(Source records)
+--

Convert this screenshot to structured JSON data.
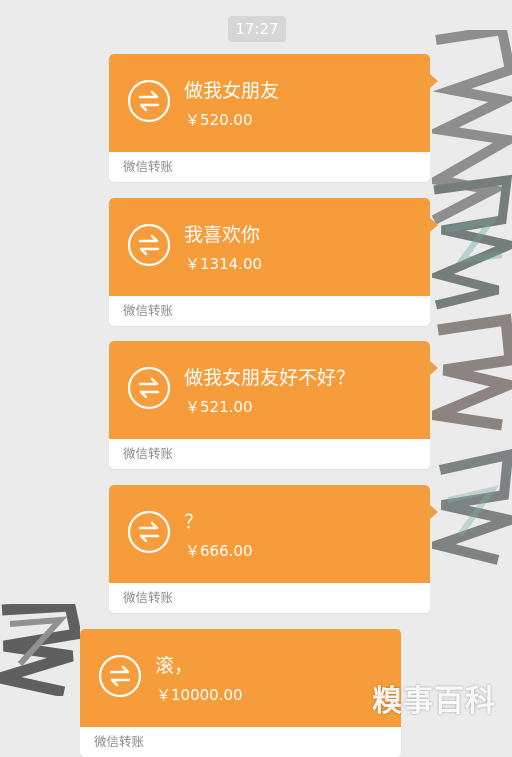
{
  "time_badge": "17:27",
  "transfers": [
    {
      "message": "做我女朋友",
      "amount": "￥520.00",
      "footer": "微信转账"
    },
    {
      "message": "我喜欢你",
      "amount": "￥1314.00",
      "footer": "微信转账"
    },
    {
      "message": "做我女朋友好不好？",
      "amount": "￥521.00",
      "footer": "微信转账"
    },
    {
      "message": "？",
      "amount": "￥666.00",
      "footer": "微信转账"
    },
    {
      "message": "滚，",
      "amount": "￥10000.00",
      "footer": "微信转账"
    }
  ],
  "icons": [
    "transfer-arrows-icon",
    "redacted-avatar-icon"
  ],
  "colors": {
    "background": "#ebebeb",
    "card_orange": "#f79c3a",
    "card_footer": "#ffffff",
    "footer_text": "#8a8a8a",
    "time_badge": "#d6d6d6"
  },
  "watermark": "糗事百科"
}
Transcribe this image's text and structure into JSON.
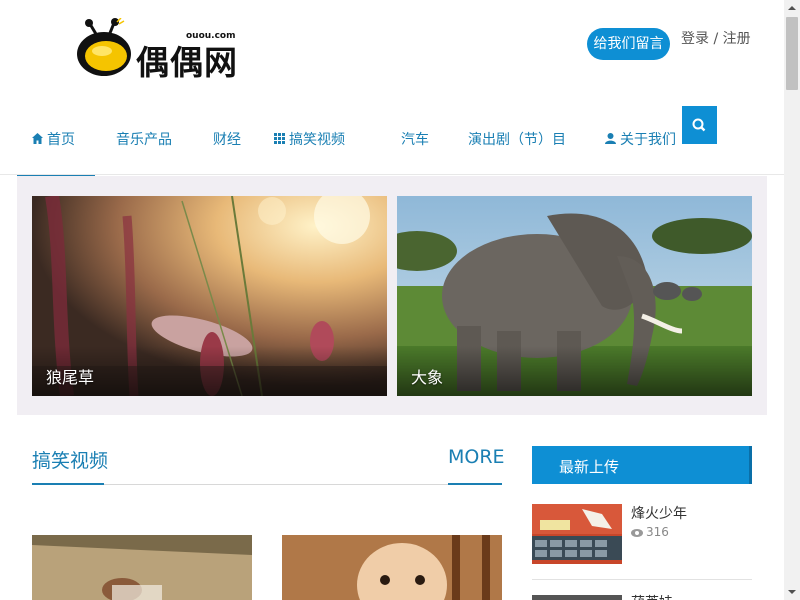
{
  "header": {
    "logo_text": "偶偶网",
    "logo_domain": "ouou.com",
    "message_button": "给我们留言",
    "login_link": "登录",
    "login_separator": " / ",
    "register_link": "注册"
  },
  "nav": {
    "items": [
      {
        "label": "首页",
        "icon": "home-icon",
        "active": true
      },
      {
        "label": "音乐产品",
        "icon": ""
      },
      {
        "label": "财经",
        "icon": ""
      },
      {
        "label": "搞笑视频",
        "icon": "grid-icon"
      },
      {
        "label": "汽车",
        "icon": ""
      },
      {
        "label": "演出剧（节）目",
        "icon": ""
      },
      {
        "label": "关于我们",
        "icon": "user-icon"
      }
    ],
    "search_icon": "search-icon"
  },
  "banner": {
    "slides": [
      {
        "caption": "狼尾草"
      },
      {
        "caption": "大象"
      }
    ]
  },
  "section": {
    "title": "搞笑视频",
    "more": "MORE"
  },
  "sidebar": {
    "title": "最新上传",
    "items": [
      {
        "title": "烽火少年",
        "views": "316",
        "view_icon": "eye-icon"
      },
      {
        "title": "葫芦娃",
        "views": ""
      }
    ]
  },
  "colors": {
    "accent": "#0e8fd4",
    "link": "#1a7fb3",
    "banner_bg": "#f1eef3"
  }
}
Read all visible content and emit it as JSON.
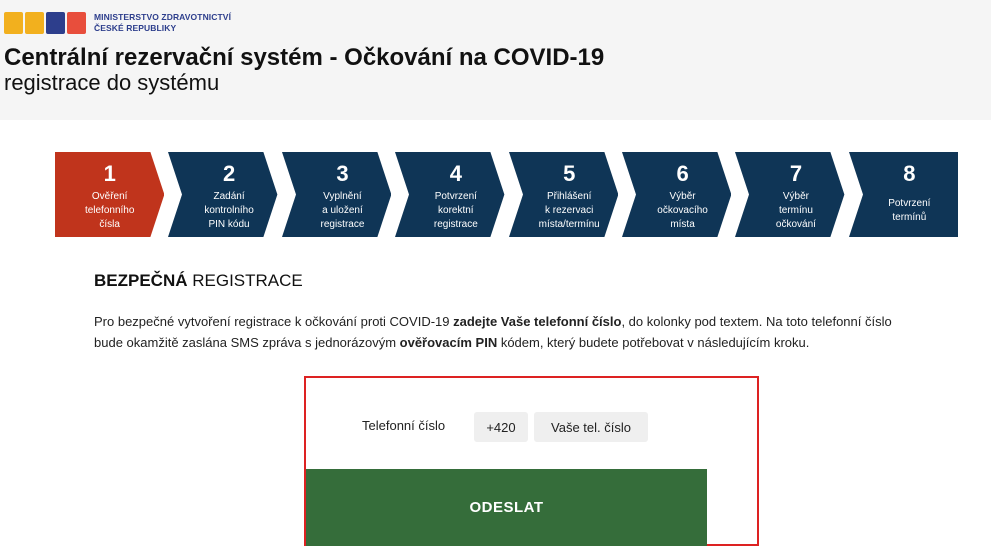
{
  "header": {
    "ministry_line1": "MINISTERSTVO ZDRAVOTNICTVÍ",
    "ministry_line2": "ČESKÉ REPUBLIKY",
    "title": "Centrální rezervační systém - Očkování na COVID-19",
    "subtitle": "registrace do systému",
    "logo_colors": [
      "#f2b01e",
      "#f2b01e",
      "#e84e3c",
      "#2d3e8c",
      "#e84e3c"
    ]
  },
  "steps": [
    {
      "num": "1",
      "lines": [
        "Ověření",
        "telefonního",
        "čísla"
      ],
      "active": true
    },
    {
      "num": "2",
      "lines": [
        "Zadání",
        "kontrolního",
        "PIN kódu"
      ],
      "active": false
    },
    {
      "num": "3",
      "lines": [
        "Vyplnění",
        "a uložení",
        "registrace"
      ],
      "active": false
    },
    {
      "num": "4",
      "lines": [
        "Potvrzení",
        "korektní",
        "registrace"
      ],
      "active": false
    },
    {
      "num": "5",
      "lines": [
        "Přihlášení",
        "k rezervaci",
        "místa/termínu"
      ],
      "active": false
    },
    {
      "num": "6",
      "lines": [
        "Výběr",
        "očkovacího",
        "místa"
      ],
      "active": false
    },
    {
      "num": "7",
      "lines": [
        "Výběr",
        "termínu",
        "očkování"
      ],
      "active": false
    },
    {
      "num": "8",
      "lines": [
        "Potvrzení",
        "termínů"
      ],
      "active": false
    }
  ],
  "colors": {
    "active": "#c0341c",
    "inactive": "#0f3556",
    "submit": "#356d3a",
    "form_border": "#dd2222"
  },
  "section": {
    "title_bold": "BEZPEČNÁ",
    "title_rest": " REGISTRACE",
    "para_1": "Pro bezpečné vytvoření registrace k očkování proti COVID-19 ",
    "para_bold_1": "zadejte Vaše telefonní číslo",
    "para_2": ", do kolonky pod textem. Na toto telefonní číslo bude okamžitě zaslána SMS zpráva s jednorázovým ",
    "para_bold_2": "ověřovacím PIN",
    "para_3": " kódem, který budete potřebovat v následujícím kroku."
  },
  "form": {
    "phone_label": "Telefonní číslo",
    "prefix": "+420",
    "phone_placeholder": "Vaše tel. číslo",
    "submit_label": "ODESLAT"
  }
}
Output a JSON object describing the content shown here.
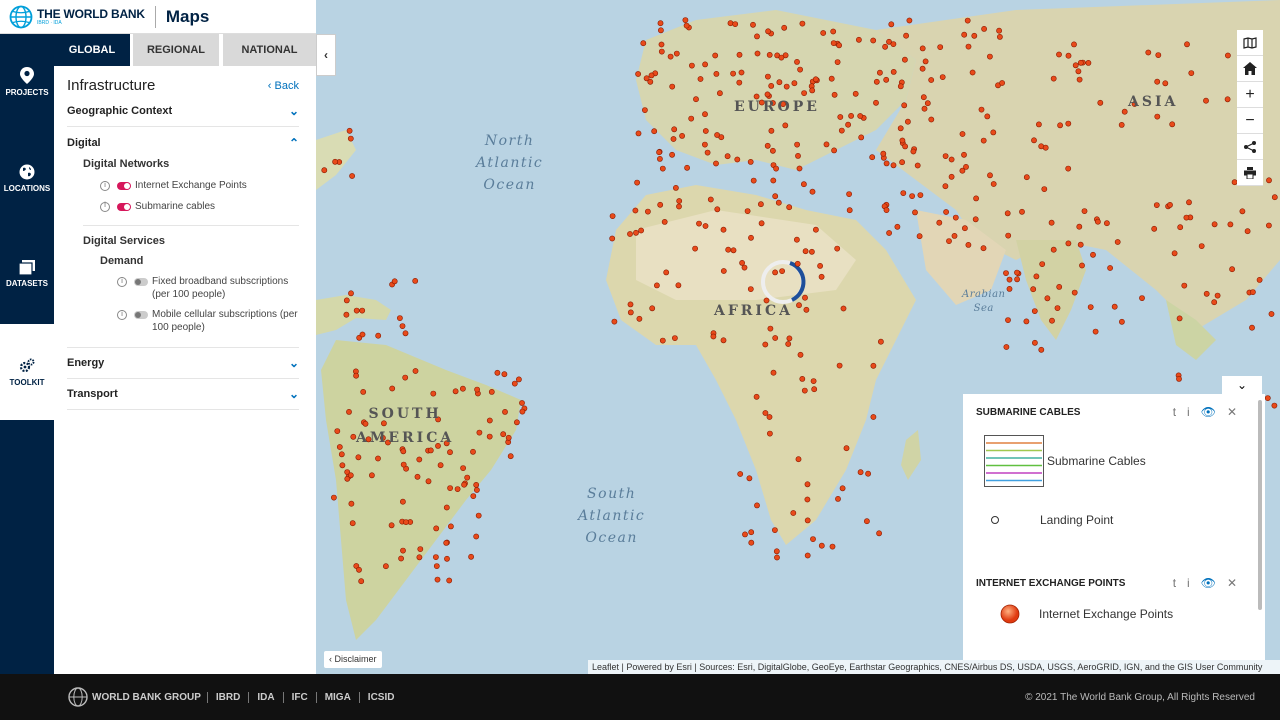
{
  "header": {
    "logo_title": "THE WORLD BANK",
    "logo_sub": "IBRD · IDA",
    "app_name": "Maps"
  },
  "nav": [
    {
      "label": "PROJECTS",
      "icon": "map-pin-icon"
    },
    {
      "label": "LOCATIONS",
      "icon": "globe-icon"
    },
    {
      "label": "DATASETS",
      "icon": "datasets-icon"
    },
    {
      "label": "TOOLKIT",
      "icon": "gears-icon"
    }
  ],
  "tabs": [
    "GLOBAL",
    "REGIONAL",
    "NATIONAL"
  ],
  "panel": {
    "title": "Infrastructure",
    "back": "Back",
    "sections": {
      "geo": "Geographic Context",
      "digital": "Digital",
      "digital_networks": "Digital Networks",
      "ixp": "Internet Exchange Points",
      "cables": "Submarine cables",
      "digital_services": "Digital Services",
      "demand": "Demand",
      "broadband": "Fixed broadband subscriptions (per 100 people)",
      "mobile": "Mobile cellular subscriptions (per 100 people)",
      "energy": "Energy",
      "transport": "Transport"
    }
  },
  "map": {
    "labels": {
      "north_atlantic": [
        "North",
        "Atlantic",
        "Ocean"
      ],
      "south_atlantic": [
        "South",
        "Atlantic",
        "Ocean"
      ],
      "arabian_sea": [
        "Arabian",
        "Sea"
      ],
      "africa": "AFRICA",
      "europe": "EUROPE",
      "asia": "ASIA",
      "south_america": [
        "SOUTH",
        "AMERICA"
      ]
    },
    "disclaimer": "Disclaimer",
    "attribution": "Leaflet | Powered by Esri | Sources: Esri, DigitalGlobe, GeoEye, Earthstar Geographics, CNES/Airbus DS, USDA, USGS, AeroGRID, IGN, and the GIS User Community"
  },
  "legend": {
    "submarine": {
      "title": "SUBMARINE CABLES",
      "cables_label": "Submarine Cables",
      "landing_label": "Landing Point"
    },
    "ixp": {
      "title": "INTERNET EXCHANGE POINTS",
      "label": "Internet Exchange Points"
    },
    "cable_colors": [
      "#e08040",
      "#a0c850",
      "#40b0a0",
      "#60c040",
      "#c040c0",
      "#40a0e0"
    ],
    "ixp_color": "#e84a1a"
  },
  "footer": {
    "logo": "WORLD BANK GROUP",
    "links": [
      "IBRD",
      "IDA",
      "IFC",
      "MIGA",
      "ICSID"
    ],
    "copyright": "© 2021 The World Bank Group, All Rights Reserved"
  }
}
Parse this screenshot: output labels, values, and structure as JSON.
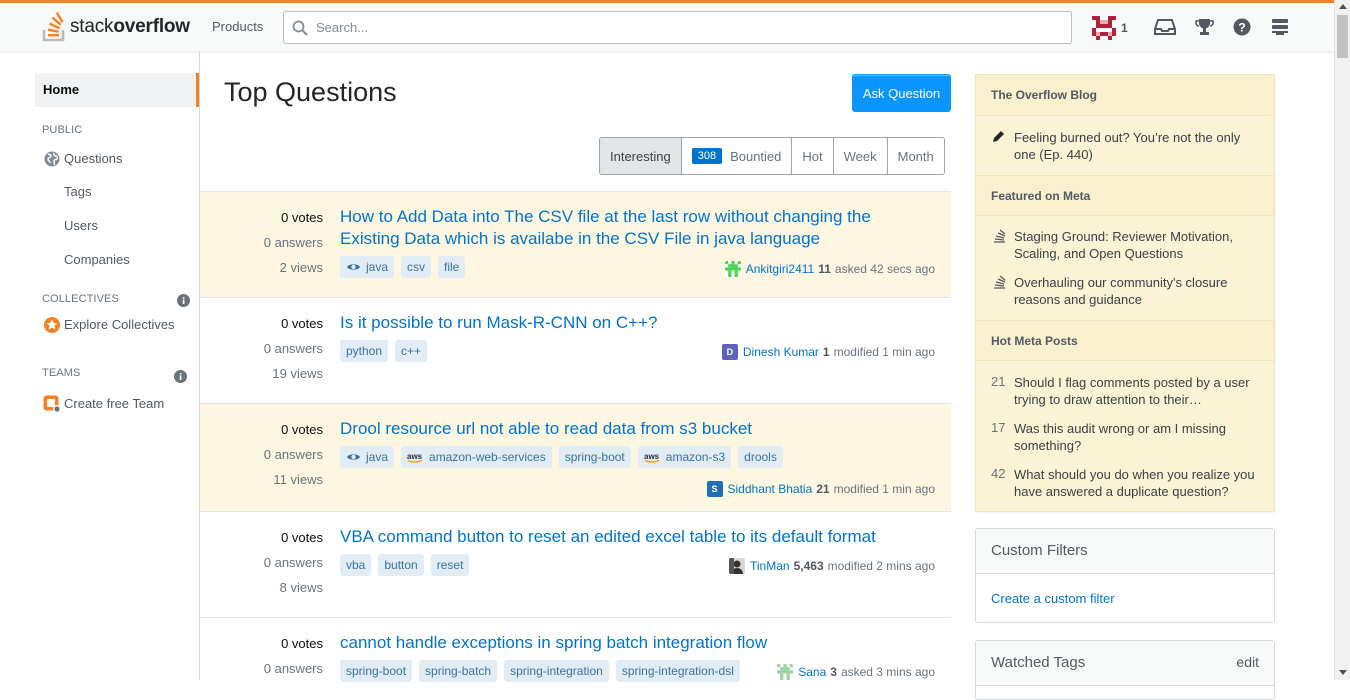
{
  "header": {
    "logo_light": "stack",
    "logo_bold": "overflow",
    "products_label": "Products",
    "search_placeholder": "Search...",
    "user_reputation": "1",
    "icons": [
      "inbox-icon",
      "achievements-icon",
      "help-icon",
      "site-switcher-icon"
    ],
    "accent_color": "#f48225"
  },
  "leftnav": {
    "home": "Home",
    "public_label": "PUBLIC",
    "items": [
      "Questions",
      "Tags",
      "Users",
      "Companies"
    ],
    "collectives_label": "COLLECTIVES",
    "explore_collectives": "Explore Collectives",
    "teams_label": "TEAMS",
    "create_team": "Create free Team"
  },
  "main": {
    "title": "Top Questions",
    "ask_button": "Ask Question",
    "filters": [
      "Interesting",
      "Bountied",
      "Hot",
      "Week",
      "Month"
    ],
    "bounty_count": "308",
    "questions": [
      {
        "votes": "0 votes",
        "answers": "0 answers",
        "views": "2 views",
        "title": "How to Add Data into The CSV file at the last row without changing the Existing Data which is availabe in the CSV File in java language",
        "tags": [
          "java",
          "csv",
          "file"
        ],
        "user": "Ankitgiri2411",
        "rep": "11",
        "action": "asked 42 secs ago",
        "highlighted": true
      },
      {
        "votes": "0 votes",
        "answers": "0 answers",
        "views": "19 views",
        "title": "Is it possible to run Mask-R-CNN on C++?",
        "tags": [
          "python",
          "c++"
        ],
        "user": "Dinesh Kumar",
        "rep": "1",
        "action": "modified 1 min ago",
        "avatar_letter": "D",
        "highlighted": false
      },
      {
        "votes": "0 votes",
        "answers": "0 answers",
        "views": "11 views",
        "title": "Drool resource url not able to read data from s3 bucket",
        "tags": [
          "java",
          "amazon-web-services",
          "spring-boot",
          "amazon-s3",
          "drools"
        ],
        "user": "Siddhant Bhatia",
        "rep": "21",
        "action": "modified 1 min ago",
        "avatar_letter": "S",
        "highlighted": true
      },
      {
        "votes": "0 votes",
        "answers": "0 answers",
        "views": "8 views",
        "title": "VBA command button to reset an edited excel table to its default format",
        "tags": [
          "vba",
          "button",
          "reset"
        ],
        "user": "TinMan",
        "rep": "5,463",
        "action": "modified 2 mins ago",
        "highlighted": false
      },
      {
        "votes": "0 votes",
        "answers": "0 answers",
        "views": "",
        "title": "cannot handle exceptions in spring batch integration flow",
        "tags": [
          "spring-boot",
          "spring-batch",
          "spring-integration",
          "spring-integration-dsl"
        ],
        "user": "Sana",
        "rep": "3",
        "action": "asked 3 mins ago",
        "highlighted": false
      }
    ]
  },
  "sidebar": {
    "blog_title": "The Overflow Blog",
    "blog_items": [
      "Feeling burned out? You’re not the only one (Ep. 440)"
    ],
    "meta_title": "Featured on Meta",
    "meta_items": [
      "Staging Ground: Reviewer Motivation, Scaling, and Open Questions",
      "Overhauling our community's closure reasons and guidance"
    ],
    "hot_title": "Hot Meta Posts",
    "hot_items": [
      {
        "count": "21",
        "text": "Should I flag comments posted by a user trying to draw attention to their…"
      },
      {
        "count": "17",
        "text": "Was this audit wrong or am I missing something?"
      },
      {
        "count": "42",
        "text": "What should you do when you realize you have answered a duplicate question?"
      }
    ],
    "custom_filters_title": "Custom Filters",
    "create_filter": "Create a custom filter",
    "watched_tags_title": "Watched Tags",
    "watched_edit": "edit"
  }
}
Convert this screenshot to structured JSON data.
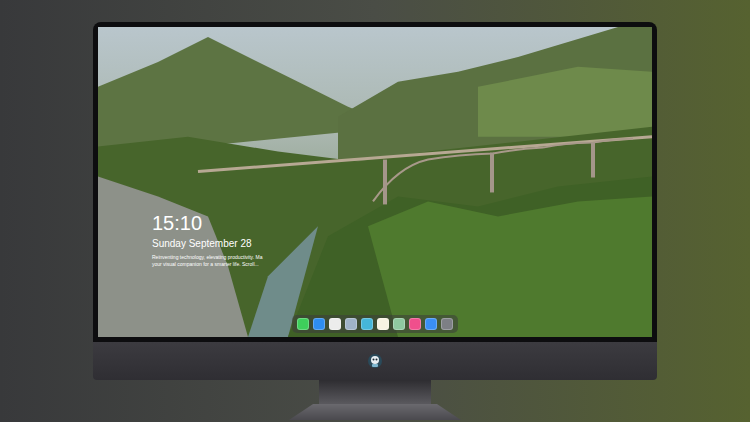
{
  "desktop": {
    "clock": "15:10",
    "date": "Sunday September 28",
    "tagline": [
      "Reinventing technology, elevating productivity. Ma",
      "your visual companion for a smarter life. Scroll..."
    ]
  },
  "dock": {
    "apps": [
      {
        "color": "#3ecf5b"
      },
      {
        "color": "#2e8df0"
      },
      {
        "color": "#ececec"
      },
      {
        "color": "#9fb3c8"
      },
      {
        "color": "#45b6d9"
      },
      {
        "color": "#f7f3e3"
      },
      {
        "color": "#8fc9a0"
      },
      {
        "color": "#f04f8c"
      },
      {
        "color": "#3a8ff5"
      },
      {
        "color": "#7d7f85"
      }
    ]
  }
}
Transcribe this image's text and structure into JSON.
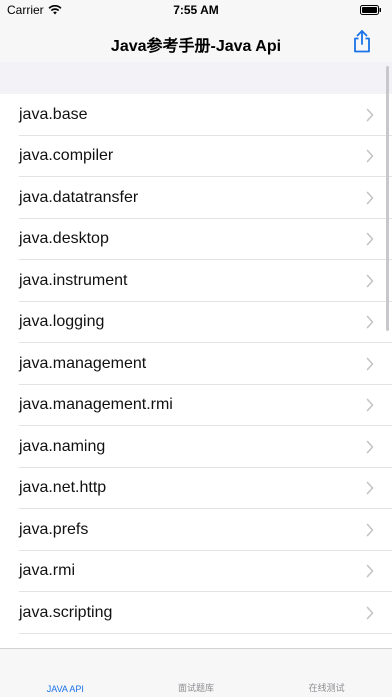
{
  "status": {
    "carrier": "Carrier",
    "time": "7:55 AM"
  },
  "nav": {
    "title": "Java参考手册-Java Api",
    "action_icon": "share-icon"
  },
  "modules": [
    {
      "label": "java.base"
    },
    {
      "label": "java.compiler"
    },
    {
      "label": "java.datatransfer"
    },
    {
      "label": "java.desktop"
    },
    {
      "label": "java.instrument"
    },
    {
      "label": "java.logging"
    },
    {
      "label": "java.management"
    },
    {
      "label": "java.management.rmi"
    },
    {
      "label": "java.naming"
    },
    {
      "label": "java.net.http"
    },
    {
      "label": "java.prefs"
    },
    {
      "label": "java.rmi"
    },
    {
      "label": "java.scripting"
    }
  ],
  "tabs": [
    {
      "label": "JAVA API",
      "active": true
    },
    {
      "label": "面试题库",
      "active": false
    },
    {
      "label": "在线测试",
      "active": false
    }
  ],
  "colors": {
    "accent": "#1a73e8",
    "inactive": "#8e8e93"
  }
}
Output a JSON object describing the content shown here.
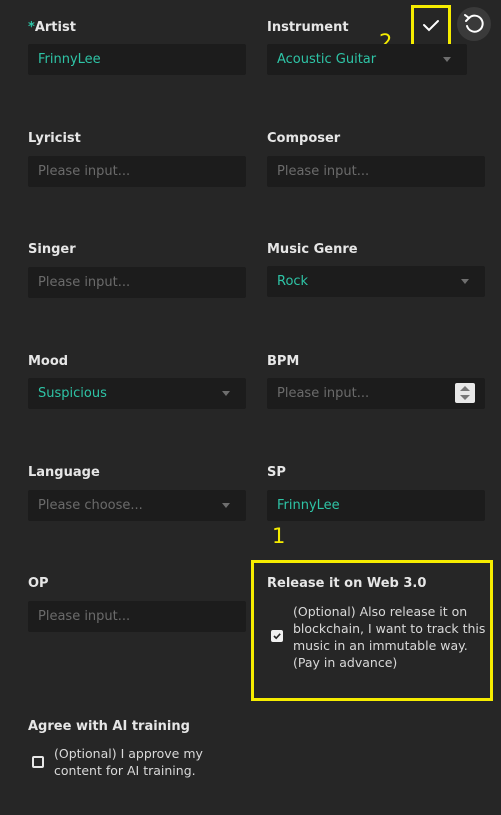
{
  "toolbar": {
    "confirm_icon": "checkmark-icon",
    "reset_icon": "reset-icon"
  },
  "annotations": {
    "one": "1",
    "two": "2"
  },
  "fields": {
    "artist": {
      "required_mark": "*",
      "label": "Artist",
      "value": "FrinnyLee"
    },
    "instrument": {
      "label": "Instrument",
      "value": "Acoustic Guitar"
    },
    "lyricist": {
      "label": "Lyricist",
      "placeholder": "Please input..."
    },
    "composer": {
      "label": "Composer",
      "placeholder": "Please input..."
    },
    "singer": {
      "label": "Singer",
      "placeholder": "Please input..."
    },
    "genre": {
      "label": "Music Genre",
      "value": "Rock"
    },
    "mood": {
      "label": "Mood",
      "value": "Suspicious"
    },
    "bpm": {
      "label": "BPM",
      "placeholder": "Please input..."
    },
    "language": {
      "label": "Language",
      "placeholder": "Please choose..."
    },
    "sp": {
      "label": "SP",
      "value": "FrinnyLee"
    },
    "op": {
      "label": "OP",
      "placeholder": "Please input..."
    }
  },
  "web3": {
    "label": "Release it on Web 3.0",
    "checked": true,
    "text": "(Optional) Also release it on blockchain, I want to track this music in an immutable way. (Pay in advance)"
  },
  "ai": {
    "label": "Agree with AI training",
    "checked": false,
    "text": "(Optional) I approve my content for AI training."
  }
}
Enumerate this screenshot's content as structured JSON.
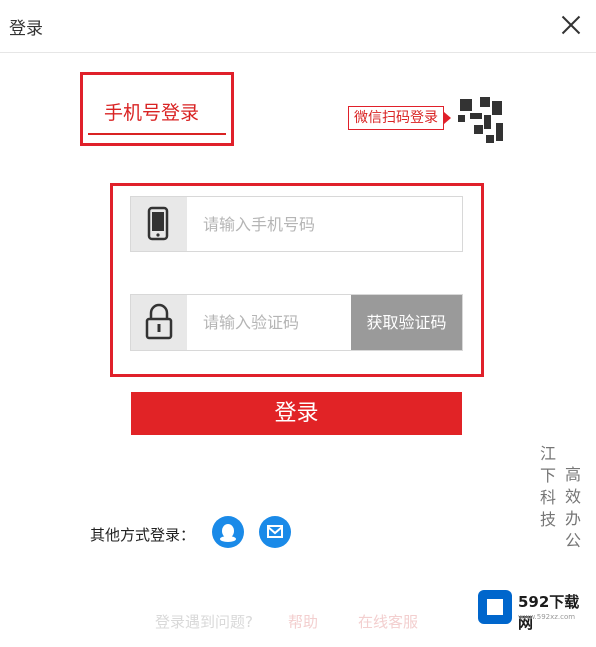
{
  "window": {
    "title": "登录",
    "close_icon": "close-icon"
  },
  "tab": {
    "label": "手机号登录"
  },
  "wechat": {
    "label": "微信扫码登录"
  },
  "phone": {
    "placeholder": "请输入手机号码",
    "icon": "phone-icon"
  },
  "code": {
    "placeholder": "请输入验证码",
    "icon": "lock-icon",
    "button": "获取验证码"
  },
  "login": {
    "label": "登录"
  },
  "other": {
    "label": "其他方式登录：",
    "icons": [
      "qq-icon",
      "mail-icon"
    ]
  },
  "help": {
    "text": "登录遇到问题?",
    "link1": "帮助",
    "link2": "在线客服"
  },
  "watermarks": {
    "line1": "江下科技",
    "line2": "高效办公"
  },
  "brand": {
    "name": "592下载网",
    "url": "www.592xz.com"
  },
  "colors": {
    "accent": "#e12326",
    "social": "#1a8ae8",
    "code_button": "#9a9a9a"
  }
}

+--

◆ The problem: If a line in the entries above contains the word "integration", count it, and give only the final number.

◆ Response: 3